JRR Tolkien was the other man who converted Lewis. His own work was rather more abstractly symbolic – indeed, he rejected entirely the idea that it should be read as a mere allegory – yet it is impossible to read him without seeing the deep faith behind his words. Tolkien’s works marry the mediaevalist style and the language of Morris with the soul of Chesterton (he was also deeply moved at a young age by MacDonald, though he later came to repudiate his work as unsophisticated). Tolkien also picked up and expanded upon Chesterton’s theories of fantasy, seeking to reconcile the potentially blasphemous activity of creation with his strong religious sentiments – a tension that is visible not only in his private writings but in his fiction itself. In his essays – and in his work – Tolkien took Chesterton’s theory of the fantasy story and transformed it into a theory of the fantasy world. In doing so, through his theory and his practice Tolkien set the stage for all the ‘secondary world’ fantasy that would follow after him. Tolkien was also, of course, by far the most successful writer of fantasy, and is the source of a great many of the tropes of later fantasy works.
TH White is a writer with a less clear link to Chesterton (though he followed GKC, CSL and JRRT in being known by his initials…), and unlike Chesterton, MacDonald, Tolkien and Lewis he was not devoutly religious (indeed, he was agnostic and a ‘free thinker’), yet still there can be no doubt of the influence. The day after Chesterton died, White gathered his schoolchildren around and solemnly informed them that as of yesterday the greatest living master of the English language was now PG Wodehouse. More abstractly, White’s Arthurian retelling is performed perfectly in the Chestertonian style: old fable is married with realistic psychology, whimsy and childish joy are married with the deepest, blackest tragedy, a clear didactic intent is shrouded in uncertainty and skepticism, and throughout it all there is a strong, amusing, distinctive authorial voice. White in turn has been influential both through his revival of Arthurian legend and through his willingness to deconstruct the imagery of fantasy to find a grittier, uglier reality, and also through his ability to combine serious intent with light-hearted humour.

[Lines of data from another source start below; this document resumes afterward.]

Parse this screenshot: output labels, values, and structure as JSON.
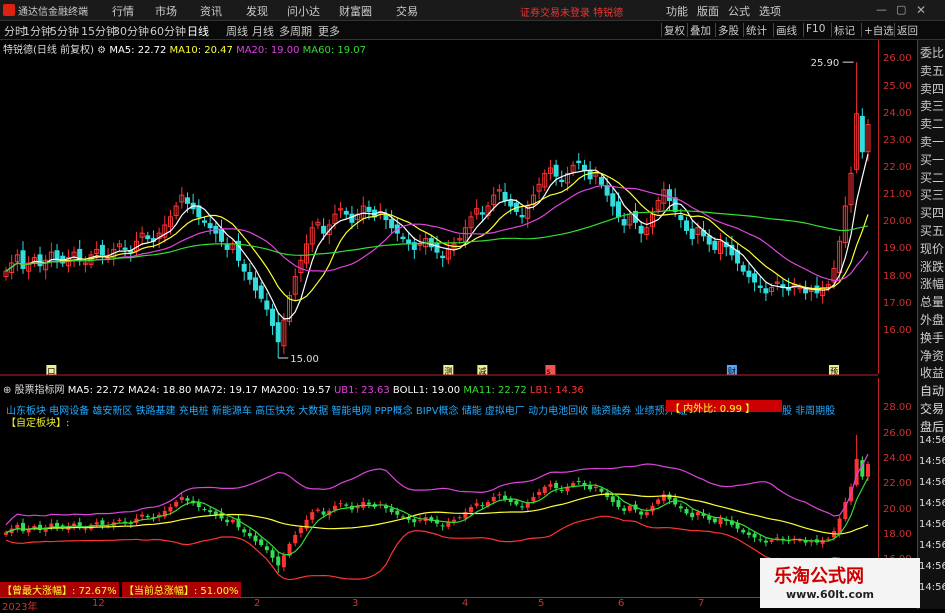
{
  "app": {
    "title": "通达信金融终端",
    "login_status": "证券交易未登录 特锐德"
  },
  "menu": [
    "行情",
    "市场",
    "资讯",
    "发现",
    "问小达",
    "财富圈",
    "交易"
  ],
  "right_menu": [
    "功能",
    "版面",
    "公式",
    "选项"
  ],
  "periods": [
    "分时",
    "1分钟",
    "5分钟",
    "15分钟",
    "30分钟",
    "60分钟",
    "日线",
    "周线",
    "月线",
    "多周期",
    "更多"
  ],
  "active_period": "日线",
  "tools": [
    "复权",
    "叠加",
    "多股",
    "统计",
    "画线",
    "F10",
    "标记",
    "+自选",
    "返回"
  ],
  "main_chart": {
    "stock_label": "特锐德(日线 前复权)",
    "ma": [
      {
        "label": "MA5: 22.72",
        "color": "#ffffff"
      },
      {
        "label": "MA10: 20.47",
        "color": "#ffff33"
      },
      {
        "label": "MA20: 19.00",
        "color": "#dd44dd"
      },
      {
        "label": "MA60: 19.07",
        "color": "#33dd33"
      }
    ],
    "high_label": "25.90",
    "low_label": "15.00",
    "price_ticks": [
      "26.00",
      "25.00",
      "24.00",
      "23.00",
      "22.00",
      "21.00",
      "20.00",
      "19.00",
      "18.00",
      "17.00",
      "16.00"
    ],
    "markers": [
      "口",
      "测",
      "减",
      "s",
      "财",
      "预"
    ]
  },
  "side_panel": [
    "委比",
    "卖五",
    "卖四",
    "卖三",
    "卖二",
    "卖一",
    "买一",
    "买二",
    "买三",
    "买四",
    "买五",
    "现价",
    "涨跌",
    "涨幅",
    "总量",
    "外盘",
    "换手",
    "净资",
    "收益",
    "自动",
    "交易",
    "盘后"
  ],
  "lower_chart": {
    "indicator_name": "股票指标网",
    "lines": [
      {
        "label": "MA5: 22.72",
        "color": "#ffffff"
      },
      {
        "label": "MA24: 18.80",
        "color": "#ffffff"
      },
      {
        "label": "MA72: 19.17",
        "color": "#ffffff"
      },
      {
        "label": "MA200: 19.57",
        "color": "#ffffff"
      },
      {
        "label": "UB1: 23.63",
        "color": "#dd44dd"
      },
      {
        "label": "BOLL1: 19.00",
        "color": "#ffffff"
      },
      {
        "label": "MA11: 22.72",
        "color": "#33dd33"
      },
      {
        "label": "LB1: 14.36",
        "color": "#ff3333"
      }
    ],
    "sectors": "山东板块 电网设备 雄安新区 铁路基建 充电桩 新能源车 高压快充 大数据 智能电网 PPP概念 BIPV概念 储能 虚拟电厂 动力电池回收 融资融券 业绩预升 证",
    "sectors_tail": "股 非周期股",
    "custom_sector": "【自定板块】:",
    "inner_outer_ratio": "【 内外比: 0.99 】",
    "axis_ticks": [
      "28.00",
      "26.00",
      "24.00",
      "22.00",
      "20.00",
      "18.00",
      "16.00"
    ],
    "right_times": [
      "14:56",
      "14:56",
      "14:56",
      "14:56",
      "14:56",
      "14:56",
      "14:56",
      "14:56"
    ]
  },
  "bottom_stats": {
    "max_gain": "【曾最大涨幅】: 72.67%",
    "current_gain": "【当前总涨幅】: 51.00%"
  },
  "date_axis": [
    "2023年",
    "12",
    "2",
    "3",
    "4",
    "5",
    "6",
    "7",
    "8"
  ],
  "watermark": {
    "title": "乐淘公式网",
    "url": "www.60lt.com"
  },
  "colors": {
    "up": "#ff3333",
    "down": "#33dddd",
    "axis": "#cc3333",
    "background": "#000000"
  },
  "chart_data": {
    "type": "candlestick",
    "ylim": [
      15.0,
      26.2
    ],
    "close": [
      18.2,
      18.5,
      18.8,
      18.3,
      18.5,
      18.7,
      18.4,
      18.6,
      18.9,
      18.6,
      18.5,
      18.7,
      18.9,
      18.6,
      18.5,
      18.8,
      19.0,
      18.8,
      18.7,
      19.0,
      19.2,
      19.0,
      18.9,
      19.3,
      19.6,
      19.4,
      19.3,
      19.6,
      19.9,
      20.2,
      20.6,
      21.0,
      20.7,
      20.5,
      20.2,
      20.0,
      19.8,
      19.6,
      19.3,
      19.0,
      19.2,
      18.6,
      18.2,
      17.9,
      17.5,
      17.2,
      16.8,
      16.2,
      15.6,
      16.4,
      17.3,
      18.0,
      18.6,
      19.2,
      19.8,
      20.0,
      19.6,
      19.9,
      20.3,
      20.5,
      20.3,
      20.0,
      20.3,
      20.6,
      20.4,
      20.2,
      20.4,
      20.1,
      19.8,
      19.6,
      19.4,
      19.2,
      19.0,
      19.2,
      19.4,
      19.1,
      18.9,
      18.7,
      19.0,
      19.2,
      19.4,
      19.8,
      20.2,
      20.5,
      20.3,
      20.6,
      21.0,
      21.2,
      20.8,
      20.6,
      20.4,
      20.2,
      20.6,
      21.0,
      21.4,
      21.8,
      22.0,
      21.7,
      21.5,
      21.8,
      22.1,
      22.2,
      21.9,
      21.6,
      21.8,
      21.4,
      21.0,
      20.6,
      20.2,
      19.9,
      20.3,
      20.0,
      19.6,
      19.8,
      20.3,
      20.8,
      21.2,
      20.8,
      20.4,
      20.1,
      19.7,
      19.4,
      19.8,
      19.5,
      19.2,
      19.0,
      19.3,
      19.1,
      18.8,
      18.5,
      18.2,
      18.0,
      17.8,
      17.6,
      17.4,
      17.6,
      17.8,
      17.6,
      17.5,
      17.7,
      17.6,
      17.4,
      17.5,
      17.4,
      17.6,
      17.7,
      18.3,
      19.3,
      20.6,
      21.8,
      24.0,
      22.6,
      23.6
    ]
  }
}
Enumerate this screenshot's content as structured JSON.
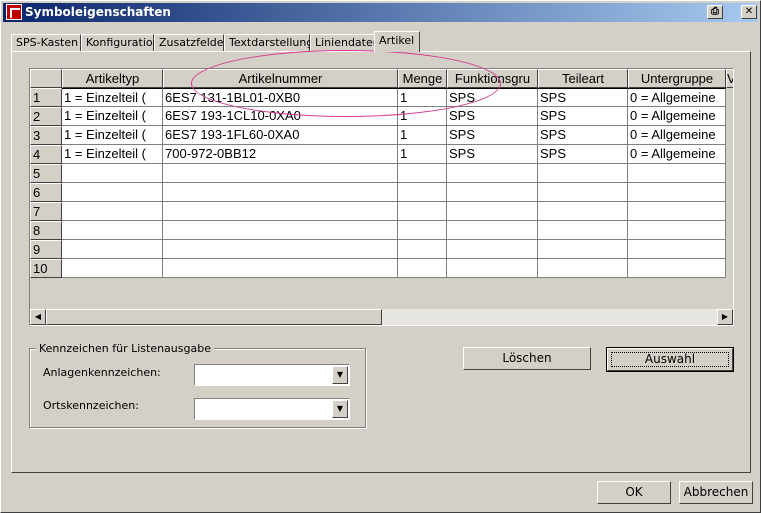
{
  "window": {
    "title": "Symboleigenschaften"
  },
  "tabs": [
    {
      "label": "SPS-Kasten"
    },
    {
      "label": "Konfiguration"
    },
    {
      "label": "Zusatzfelder"
    },
    {
      "label": "Textdarstellung"
    },
    {
      "label": "Liniendaten"
    },
    {
      "label": "Artikel",
      "active": true
    }
  ],
  "grid": {
    "columns": [
      "",
      "Artikeltyp",
      "Artikelnummer",
      "Menge",
      "Funktionsgru",
      "Teileart",
      "Untergruppe",
      "V"
    ],
    "rows": [
      [
        "1",
        "1 = Einzelteil (",
        "6ES7 131-1BL01-0XB0",
        "1",
        "SPS",
        "SPS",
        "0 = Allgemeine"
      ],
      [
        "2",
        "1 = Einzelteil (",
        "6ES7 193-1CL10-0XA0",
        "1",
        "SPS",
        "SPS",
        "0 = Allgemeine"
      ],
      [
        "3",
        "1 = Einzelteil (",
        "6ES7 193-1FL60-0XA0",
        "1",
        "SPS",
        "SPS",
        "0 = Allgemeine"
      ],
      [
        "4",
        "1 = Einzelteil (",
        "700-972-0BB12",
        "1",
        "SPS",
        "SPS",
        "0 = Allgemeine"
      ],
      [
        "5",
        "",
        "",
        "",
        "",
        "",
        ""
      ],
      [
        "6",
        "",
        "",
        "",
        "",
        "",
        ""
      ],
      [
        "7",
        "",
        "",
        "",
        "",
        "",
        ""
      ],
      [
        "8",
        "",
        "",
        "",
        "",
        "",
        ""
      ],
      [
        "9",
        "",
        "",
        "",
        "",
        "",
        ""
      ],
      [
        "10",
        "",
        "",
        "",
        "",
        "",
        ""
      ]
    ]
  },
  "kennzeichen": {
    "legend": "Kennzeichen für Listenausgabe",
    "anlagen_label": "Anlagenkennzeichen:",
    "anlagen_value": "",
    "orts_label": "Ortskennzeichen:",
    "orts_value": ""
  },
  "buttons": {
    "loeschen": "Löschen",
    "auswahl": "Auswahl",
    "ok": "OK",
    "abbrechen": "Abbrechen"
  },
  "colors": {
    "titlebar_start": "#0a246a",
    "annotation": "#d23c8c"
  }
}
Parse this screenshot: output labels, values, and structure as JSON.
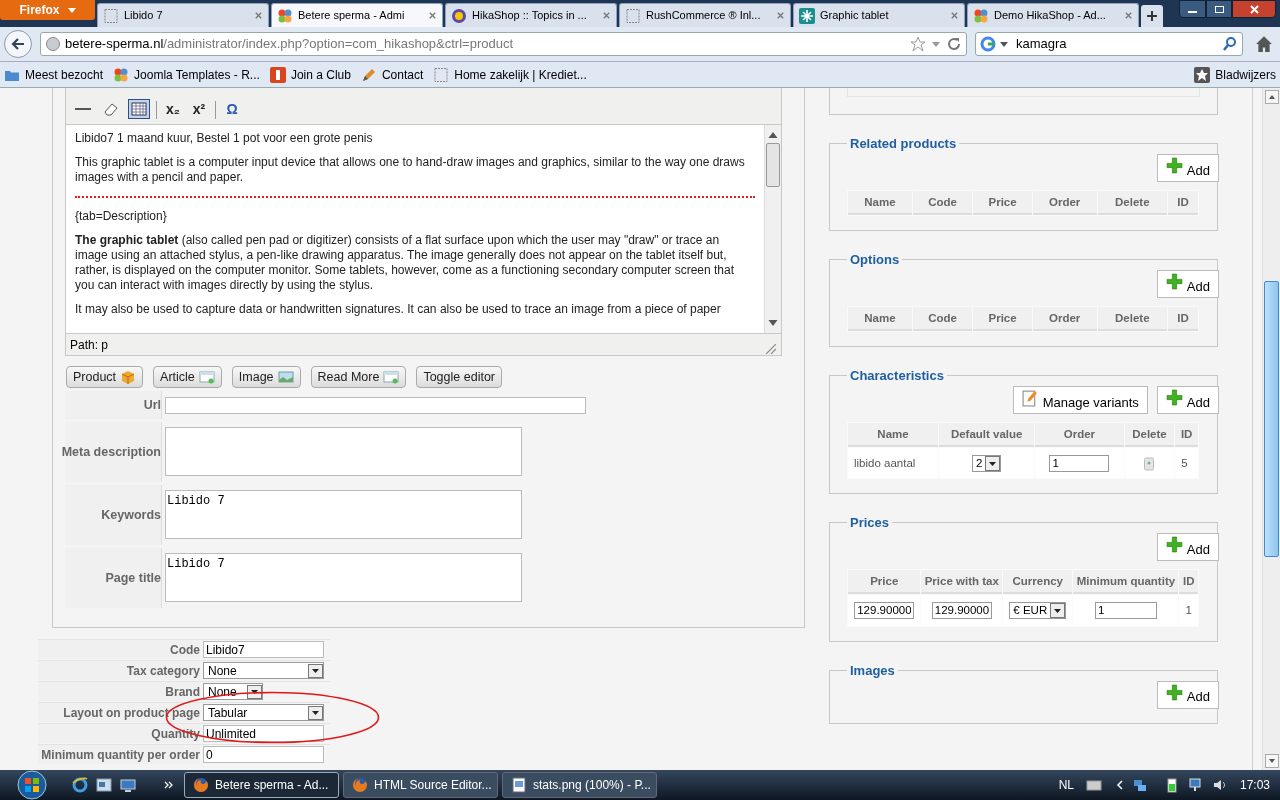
{
  "browser": {
    "menu_button": "Firefox",
    "tabs": [
      {
        "title": "Libido 7",
        "kind": "blank",
        "selected": false
      },
      {
        "title": "Betere sperma - Admi",
        "kind": "joomla",
        "selected": true
      },
      {
        "title": "HikaShop :: Topics in ...",
        "kind": "sun",
        "selected": false
      },
      {
        "title": "RushCommerce ® Inl...",
        "kind": "blank",
        "selected": false
      },
      {
        "title": "Graphic tablet",
        "kind": "star",
        "selected": false
      },
      {
        "title": "Demo HikaShop - Ad...",
        "kind": "joomla",
        "selected": false
      }
    ],
    "address": {
      "host": "betere-sperma.nl",
      "path": "/administrator/index.php?option=com_hikashop&ctrl=product"
    },
    "search": {
      "value": "kamagra"
    },
    "bookmarks": [
      {
        "label": "Meest bezocht",
        "kind": "folder"
      },
      {
        "label": "Joomla Templates - R...",
        "kind": "joomla"
      },
      {
        "label": "Join a Club",
        "kind": "club"
      },
      {
        "label": "Contact",
        "kind": "pen"
      },
      {
        "label": "Home zakelijk | Krediet...",
        "kind": "blank"
      }
    ],
    "bookmarks_menu": "Bladwijzers"
  },
  "editor": {
    "toolbar": [
      {
        "kind": "rule",
        "selected": false
      },
      {
        "kind": "eraser",
        "selected": false
      },
      {
        "kind": "table",
        "selected": true
      },
      {
        "kind": "text",
        "label": "x₂",
        "selected": false
      },
      {
        "kind": "text",
        "label": "x²",
        "selected": false
      },
      {
        "kind": "text",
        "label": "Ω",
        "selected": false
      }
    ],
    "paragraphs": [
      {
        "kind": "text",
        "text": "Libido7 1 maand kuur, Bestel 1 pot voor een grote penis"
      },
      {
        "kind": "text",
        "text": "This graphic tablet is a computer input device that allows one to hand-draw images and graphics, similar to the way one draws images with a pencil and paper."
      },
      {
        "kind": "pagebreak"
      },
      {
        "kind": "text",
        "text": "{tab=Description}"
      },
      {
        "kind": "text",
        "text": "**The graphic tablet** (also called pen pad or digitizer) consists of a flat surface upon which the user may \"draw\" or trace an image using an attached stylus, a pen-like drawing apparatus. The image generally does not appear on the tablet itself but, rather, is displayed on the computer monitor. Some tablets, however, come as a functioning secondary computer screen that you can interact with images directly by using the stylus."
      },
      {
        "kind": "text",
        "text": "It may also be used to capture data or handwritten signatures. It can also be used to trace an image from a piece of paper"
      }
    ],
    "path": "Path: p"
  },
  "editor_buttons": [
    {
      "label": "Product",
      "kind": "box"
    },
    {
      "label": "Article",
      "kind": "doc"
    },
    {
      "label": "Image",
      "kind": "image"
    },
    {
      "label": "Read More",
      "kind": "doc"
    },
    {
      "label": "Toggle editor",
      "kind": "plain"
    }
  ],
  "meta_fields": [
    {
      "label": "Url",
      "kind": "input"
    },
    {
      "label": "Meta description",
      "kind": "textarea"
    },
    {
      "label": "Keywords",
      "kind": "textarea",
      "value": "Libido 7"
    },
    {
      "label": "Page title",
      "kind": "textarea",
      "value": "Libido 7"
    }
  ],
  "product_fields": [
    {
      "label": "Code",
      "kind": "input",
      "value": "Libido7"
    },
    {
      "label": "Tax category",
      "kind": "select",
      "value": "None"
    },
    {
      "label": "Brand",
      "kind": "select_small",
      "value": "None"
    },
    {
      "label": "Layout on product page",
      "kind": "select",
      "value": "Tabular"
    },
    {
      "label": "Quantity",
      "kind": "input",
      "value": "Unlimited"
    },
    {
      "label": "Minimum quantity per order",
      "kind": "input",
      "value": "0"
    }
  ],
  "sections": [
    {
      "title": "Related products",
      "buttons": [
        {
          "label": "Add",
          "kind": "plus"
        }
      ],
      "columns": [
        "Name",
        "Code",
        "Price",
        "Order",
        "Delete",
        "ID"
      ]
    },
    {
      "title": "Options",
      "buttons": [
        {
          "label": "Add",
          "kind": "plus"
        }
      ],
      "columns": [
        "Name",
        "Code",
        "Price",
        "Order",
        "Delete",
        "ID"
      ]
    },
    {
      "title": "Characteristics",
      "buttons": [
        {
          "label": "Manage variants",
          "kind": "edit"
        },
        {
          "label": "Add",
          "kind": "plus"
        }
      ],
      "columns": [
        "Name",
        "Default value",
        "Order",
        "Delete",
        "ID"
      ],
      "rows": [
        [
          {
            "kind": "text",
            "value": "libido aantal"
          },
          {
            "kind": "select",
            "value": "2"
          },
          {
            "kind": "input",
            "value": "1"
          },
          {
            "kind": "trash"
          },
          {
            "kind": "text",
            "value": "5"
          }
        ]
      ]
    },
    {
      "title": "Prices",
      "buttons": [
        {
          "label": "Add",
          "kind": "plus"
        }
      ],
      "columns": [
        "Price",
        "Price with tax",
        "Currency",
        "Minimum quantity",
        "ID"
      ],
      "rows": [
        [
          {
            "kind": "input",
            "value": "129.90000"
          },
          {
            "kind": "input",
            "value": "129.90000"
          },
          {
            "kind": "select",
            "value": "€ EUR"
          },
          {
            "kind": "input_wide",
            "value": "1"
          },
          {
            "kind": "text",
            "value": "1"
          }
        ]
      ]
    },
    {
      "title": "Images",
      "buttons": [
        {
          "label": "Add",
          "kind": "plus"
        }
      ]
    }
  ],
  "taskbar": {
    "tasks": [
      {
        "label": "Betere sperma - Ad...",
        "kind": "firefox",
        "selected": true
      },
      {
        "label": "HTML Source Editor...",
        "kind": "firefox",
        "selected": false
      },
      {
        "label": "stats.png (100%) - P...",
        "kind": "picture",
        "selected": false
      }
    ],
    "language": "NL",
    "time": "17:03"
  }
}
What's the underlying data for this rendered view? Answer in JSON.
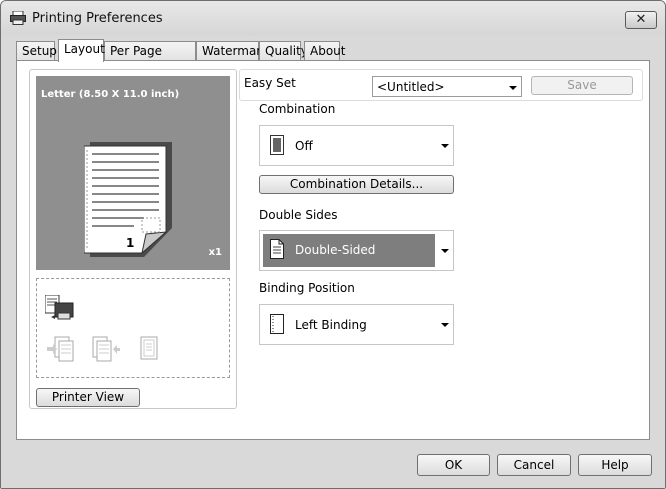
{
  "window": {
    "title": "Printing Preferences",
    "close_label": "✕"
  },
  "tabs": [
    {
      "label": "Setup"
    },
    {
      "label": "Layout"
    },
    {
      "label": "Per Page Setting"
    },
    {
      "label": "Watermark"
    },
    {
      "label": "Quality"
    },
    {
      "label": "About"
    }
  ],
  "active_tab": "Layout",
  "preview": {
    "paper_label": "Letter  (8.50 X 11.0 inch)",
    "page_number": "1",
    "copies": "x1"
  },
  "printer_view_button": "Printer View",
  "easy_set": {
    "label": "Easy Set",
    "value": "<Untitled>",
    "save_label": "Save"
  },
  "combination": {
    "label": "Combination",
    "value": "Off",
    "details_button": "Combination Details..."
  },
  "double_sides": {
    "label": "Double Sides",
    "value": "Double-Sided"
  },
  "binding_position": {
    "label": "Binding Position",
    "value": "Left Binding"
  },
  "footer": {
    "ok": "OK",
    "cancel": "Cancel",
    "help": "Help"
  },
  "colors": {
    "preview_bg": "#8f8f8f",
    "selected_bg": "#7e7e7e"
  }
}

Finally, there is Jorge Luis Borges. Not, perhaps, normally placed in the same context as the English fantasists, yet he too spoke of Chesterton as ‘the Master’ (he was prone to reciting long passages of Chesterton from memory, and openly confessed that many of his stories were inspired by him), and in the form of his fiction he was probably closer to Chesterton’s own work than any of the above. He continued and deepened Chesterton’s emphasis on language itself, and heeded Chesterton’s call to re-present the ordinary and mundane and obvious in ways that made it seem peculiar and fantastical and miraculous – not, like Lewis, Tolkien and White, by following Chesterton’s theories of the fairy tale (though fairy tales are not wholly alien to Borges) but by following his dream-like, unsettling practice; he followed him also in his preoccupation with meaning and symbol.